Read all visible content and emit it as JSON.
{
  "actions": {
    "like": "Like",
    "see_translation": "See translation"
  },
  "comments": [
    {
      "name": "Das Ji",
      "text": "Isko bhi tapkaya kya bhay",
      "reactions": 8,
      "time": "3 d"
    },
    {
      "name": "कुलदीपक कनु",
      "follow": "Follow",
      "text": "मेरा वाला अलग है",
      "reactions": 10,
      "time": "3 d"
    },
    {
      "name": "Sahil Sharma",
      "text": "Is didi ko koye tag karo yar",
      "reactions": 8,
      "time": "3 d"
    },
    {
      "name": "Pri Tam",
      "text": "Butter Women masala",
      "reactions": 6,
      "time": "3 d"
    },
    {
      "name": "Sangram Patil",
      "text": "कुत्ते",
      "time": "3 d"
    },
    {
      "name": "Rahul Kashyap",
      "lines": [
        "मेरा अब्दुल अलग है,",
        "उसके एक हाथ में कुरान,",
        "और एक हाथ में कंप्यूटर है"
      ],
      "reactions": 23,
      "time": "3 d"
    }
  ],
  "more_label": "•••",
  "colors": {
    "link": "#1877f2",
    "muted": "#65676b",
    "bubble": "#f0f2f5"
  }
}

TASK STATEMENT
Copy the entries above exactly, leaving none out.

RESPONSE BELOW
Read all visible content and emit it as JSON.
{
  "actions": {
    "like": "Like",
    "see_translation": "See translation"
  },
  "comments": [
    {
      "name": "Das Ji",
      "text": "Isko bhi tapkaya kya bhay",
      "reactions": 8,
      "time": "3 d"
    },
    {
      "name": "कुलदीपक कनु",
      "follow": "Follow",
      "text": "मेरा वाला अलग है",
      "reactions": 10,
      "time": "3 d"
    },
    {
      "name": "Sahil Sharma",
      "text": "Is didi ko koye tag karo yar",
      "reactions": 8,
      "time": "3 d"
    },
    {
      "name": "Pri Tam",
      "text": "Butter Women masala",
      "reactions": 6,
      "time": "3 d"
    },
    {
      "name": "Sangram Patil",
      "text": "कुत्ते",
      "time": "3 d"
    },
    {
      "name": "Rahul Kashyap",
      "lines": [
        "मेरा अब्दुल अलग है,",
        "उसके एक हाथ में कुरान,",
        "और एक हाथ में कंप्यूटर है"
      ],
      "reactions": 23,
      "time": "3 d"
    }
  ],
  "more_label": "•••",
  "colors": {
    "link": "#1877f2",
    "muted": "#65676b",
    "bubble": "#f0f2f5"
  }
}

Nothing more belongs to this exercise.